━━ INPUT ━━
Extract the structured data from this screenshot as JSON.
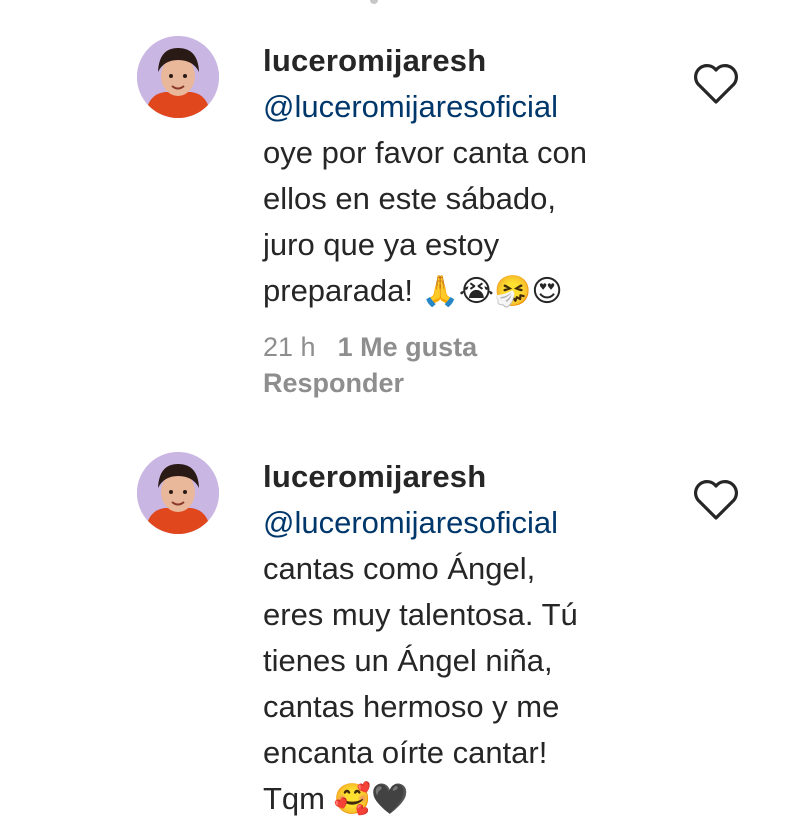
{
  "comments": [
    {
      "username": "luceromijaresh",
      "mention": "@luceromijaresoficial",
      "lines": [
        "oye por favor canta con",
        "ellos en este sábado,",
        "juro que ya estoy",
        "preparada!"
      ],
      "emoji": "🙏😭🤧😍",
      "time": "21 h",
      "likes": "1 Me gusta",
      "reply": "Responder",
      "icons": {
        "avatar": "avatar-photo",
        "like": "heart-outline-icon"
      }
    },
    {
      "username": "luceromijaresh",
      "mention": "@luceromijaresoficial",
      "lines": [
        "cantas como Ángel,",
        "eres muy talentosa. Tú",
        "tienes un Ángel niña,",
        "cantas hermoso y me",
        "encanta oírte cantar!",
        "Tqm"
      ],
      "emoji": "🥰🖤",
      "icons": {
        "avatar": "avatar-photo",
        "like": "heart-outline-icon"
      }
    }
  ],
  "colors": {
    "mention": "#00376b",
    "meta": "#8e8e8e",
    "text": "#262626"
  }
}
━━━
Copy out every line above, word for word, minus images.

** OUTPUT BELOW **
Extract the structured data from this screenshot as JSON.
{
  "comments": [
    {
      "username": "luceromijaresh",
      "mention": "@luceromijaresoficial",
      "lines": [
        "oye por favor canta con",
        "ellos en este sábado,",
        "juro que ya estoy",
        "preparada!"
      ],
      "emoji": "🙏😭🤧😍",
      "time": "21 h",
      "likes": "1 Me gusta",
      "reply": "Responder",
      "icons": {
        "avatar": "avatar-photo",
        "like": "heart-outline-icon"
      }
    },
    {
      "username": "luceromijaresh",
      "mention": "@luceromijaresoficial",
      "lines": [
        "cantas como Ángel,",
        "eres muy talentosa. Tú",
        "tienes un Ángel niña,",
        "cantas hermoso y me",
        "encanta oírte cantar!",
        "Tqm"
      ],
      "emoji": "🥰🖤",
      "icons": {
        "avatar": "avatar-photo",
        "like": "heart-outline-icon"
      }
    }
  ],
  "colors": {
    "mention": "#00376b",
    "meta": "#8e8e8e",
    "text": "#262626"
  }
}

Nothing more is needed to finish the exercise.